(Component data from apps and pages)
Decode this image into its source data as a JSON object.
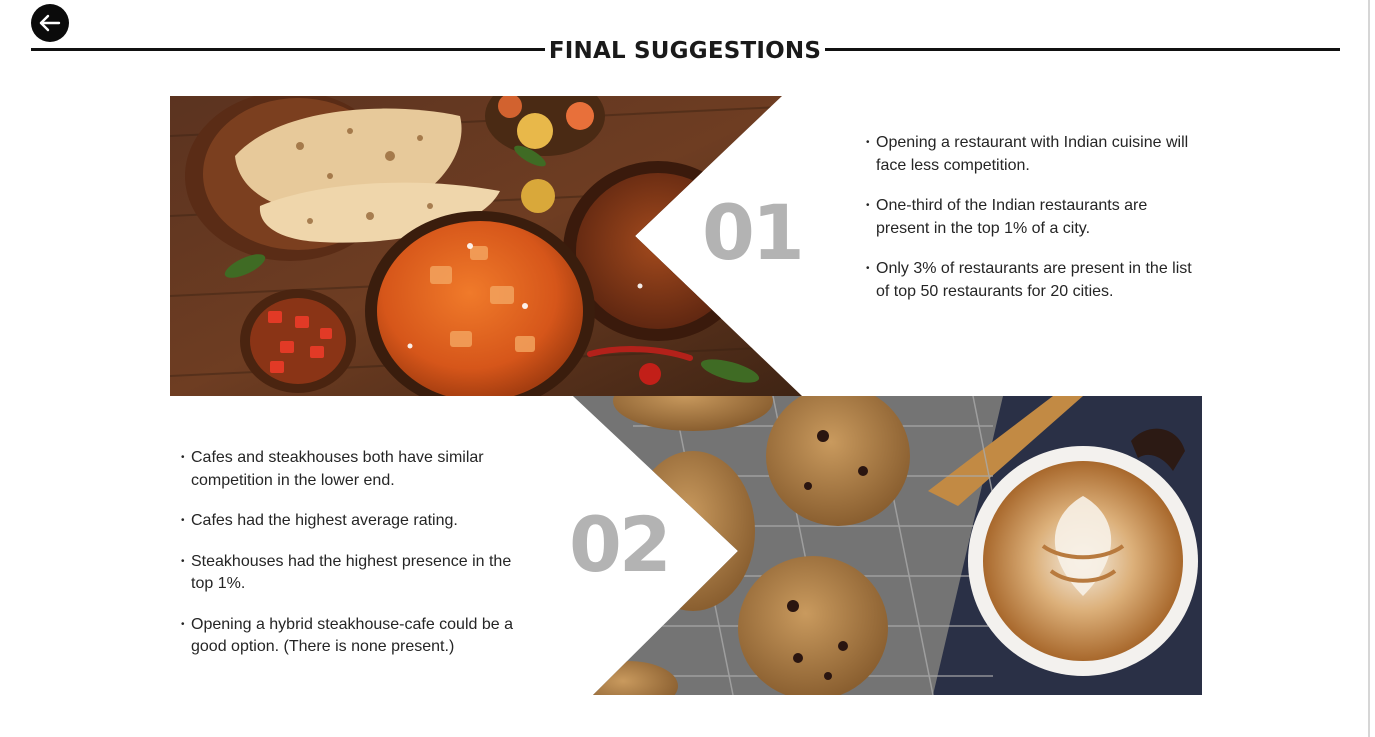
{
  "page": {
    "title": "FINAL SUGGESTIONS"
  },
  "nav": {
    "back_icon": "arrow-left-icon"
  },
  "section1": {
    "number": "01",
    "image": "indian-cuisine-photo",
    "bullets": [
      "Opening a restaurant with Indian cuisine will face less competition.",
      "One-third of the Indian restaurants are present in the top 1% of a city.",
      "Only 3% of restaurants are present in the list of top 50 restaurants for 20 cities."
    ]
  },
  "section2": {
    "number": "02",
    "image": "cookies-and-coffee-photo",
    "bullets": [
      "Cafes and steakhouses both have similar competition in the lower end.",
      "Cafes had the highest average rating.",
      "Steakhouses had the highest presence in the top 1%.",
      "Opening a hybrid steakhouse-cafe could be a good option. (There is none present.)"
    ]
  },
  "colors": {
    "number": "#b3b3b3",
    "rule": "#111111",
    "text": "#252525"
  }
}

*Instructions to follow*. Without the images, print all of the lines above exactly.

*Solution to this task*.
Decode this image into its source data as a JSON object.
{
  "page": {
    "title": "FINAL SUGGESTIONS"
  },
  "nav": {
    "back_icon": "arrow-left-icon"
  },
  "section1": {
    "number": "01",
    "image": "indian-cuisine-photo",
    "bullets": [
      "Opening a restaurant with Indian cuisine will face less competition.",
      "One-third of the Indian restaurants are present in the top 1% of a city.",
      "Only 3% of restaurants are present in the list of top 50 restaurants for 20 cities."
    ]
  },
  "section2": {
    "number": "02",
    "image": "cookies-and-coffee-photo",
    "bullets": [
      "Cafes and steakhouses both have similar competition in the lower end.",
      "Cafes had the highest average rating.",
      "Steakhouses had the highest presence in the top 1%.",
      "Opening a hybrid steakhouse-cafe could be a good option. (There is none present.)"
    ]
  },
  "colors": {
    "number": "#b3b3b3",
    "rule": "#111111",
    "text": "#252525"
  }
}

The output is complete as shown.